Before 9/11, our country did not have a sensible strategy for securing our vast land borders or enforcing the nation’s immigration laws.  That too has changed.  Through a mix of tools, technology and manpower, we have reinforced the land borders -- building hundreds of miles of fencing, doubling the size of the Border Patrol by the end of this year, and deploying new technology in the air and on the ground to prevent people and goods from illegally entering our country.  We have also strengthened enforcement in our interior -- arresting and deporting thousands of fugitives, criminals, and gang members who represent a threat to the American people.

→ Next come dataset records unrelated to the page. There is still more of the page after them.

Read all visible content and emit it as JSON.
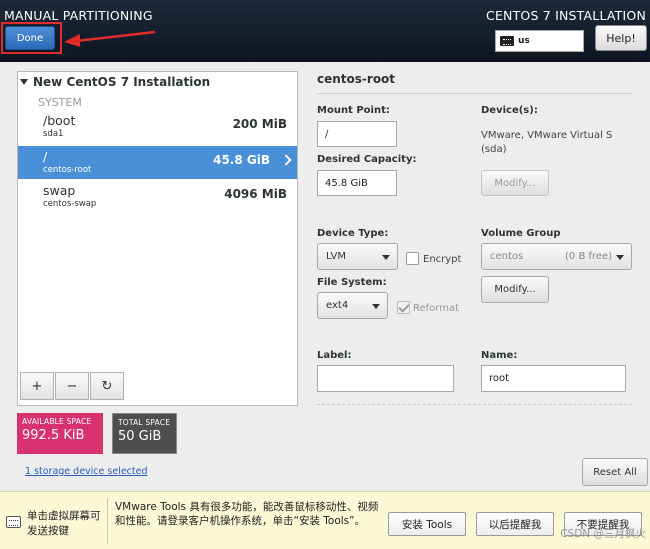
{
  "header": {
    "title": "MANUAL PARTITIONING",
    "product": "CENTOS 7 INSTALLATION",
    "done_label": "Done",
    "keyboard_layout": "us",
    "help_label": "Help!"
  },
  "tree": {
    "root_label": "New CentOS 7 Installation",
    "group_label": "SYSTEM",
    "partitions": [
      {
        "name": "/boot",
        "device": "sda1",
        "size": "200 MiB",
        "selected": false
      },
      {
        "name": "/",
        "device": "centos-root",
        "size": "45.8 GiB",
        "selected": true
      },
      {
        "name": "swap",
        "device": "centos-swap",
        "size": "4096 MiB",
        "selected": false
      }
    ],
    "toolbar": {
      "add": "+",
      "remove": "−",
      "refresh": "↻"
    }
  },
  "space": {
    "available_label": "AVAILABLE SPACE",
    "available_value": "992.5 KiB",
    "total_label": "TOTAL SPACE",
    "total_value": "50 GiB",
    "available_color": "#d8326e",
    "total_color": "#4e4e4e"
  },
  "storage_link": "1 storage device selected",
  "details": {
    "title": "centos-root",
    "mount_point_label": "Mount Point:",
    "mount_point_value": "/",
    "capacity_label": "Desired Capacity:",
    "capacity_value": "45.8 GiB",
    "devices_label": "Device(s):",
    "devices_value_line1": "VMware, VMware Virtual S",
    "devices_value_line2": "(sda)",
    "modify_label": "Modify...",
    "device_type_label": "Device Type:",
    "device_type_value": "LVM",
    "encrypt_label": "Encrypt",
    "volume_group_label": "Volume Group",
    "volume_group_value": "centos",
    "volume_group_free": "(0 B free)",
    "vg_modify_label": "Modify...",
    "file_system_label": "File System:",
    "file_system_value": "ext4",
    "reformat_label": "Reformat",
    "label_label": "Label:",
    "label_value": "",
    "name_label": "Name:",
    "name_value": "root"
  },
  "reset_label": "Reset All",
  "vmware_bar": {
    "hint": "单击虚拟屏幕可发送按键",
    "message": "VMware Tools 具有很多功能，能改善鼠标移动性、视频和性能。请登录客户机操作系统，单击“安装 Tools”。",
    "install_label": "安装 Tools",
    "later_label": "以后提醒我",
    "never_label": "不要提醒我"
  },
  "watermark": "CSDN @三月枫火"
}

Before September 11th, we did not scan cargo entering our seaports for radiation and we did not require advance information about every shipment destined for the United States.  But today, we scan almost 100 percent of cargo for radiation at our seaports so that we can prevent dangerous weapons from entering the country.  We’ve also deployed our Customs and Border Protection officers overseas to work with their foreign counterparts so that we can inspect cargo before it leaves to come to the United States.

Before September 11th, we did not have national chemical security standards to protect chemical plants from attacks or to make sure that dangerous chemicals did not fall into the wrong hands.  Today, with authority given to us by Congress, we have implemented tough new chemical security standards that will protect chemical facilities as well as chemicals in transit, while ensuring that the products safely reach their intended destinations.

Before September 11th, we did not have an effective aviation security system to protect the 2 million domestic air travelers who rely on commercial aviation every single day.  Today, the traveling public benefits from 20 layers of screening -- from hardened cockpit doors to Federal Air Marshals to 100 percent screening of passengers and their bags by the dedicated men and women of the Transportation Security Administration.

Finally, prior to 9/11, we did not have an effective emergency preparedness and response system capable of handling an unprecedented catastrophic disaster like Hurricane Katrina.  By integrating lessons painfully learned from that hurricane and countless other disasters, we have rebuilt and reinvigorated the Federal Emergency Management Agency, giving it capabilities it has never had before.  We have released a new National Response Framework that builds upon its predecessor plans and will further unify and strengthen federal, state and local emergency response.  And we have engaged the American people as never before in a nationwide effort to build a culture of preparedness for individuals, communities and businesses.

For every one of these reasons, our nation is safer, it is stronger, and it is better prepared to confront the challenges of the 21st century.  We have made it much more difficult for dangerous people to enter the country to carry out attacks.  We have made it much more difficult for dangerous cargo to pass through our ports.  We have protected critical infrastructure in partnership with the private sector.  We have refashioned and modernized our emergency preparedness and response systems.  And we have continued to break down bureaucratic barriers so that this department can function as one team, with one mission.

All of this work is a testament to five years of effort, five years of diligence and dedication by the men and women of this department, and five years of acting with urgency and purpose to defend our great nation.  Most important, these accomplishments have laid the foundation for a strong, efficient and vigilant, mature Department of Homeland Security -- one that will protect the American people and our way of life for many years to come.

Thank you all for supporting this national effort, for working with us, and for being a part of today’s historic ceremony.

And now it’s my great pleasure to introduce and now it’s my great pleasure to introduce the first Secretary of Homeland Security.  Please welcome my predecessor, a true American patriot, Secretary Tom Ridge. 


This page was last reviewed/modified on March 6, 2008.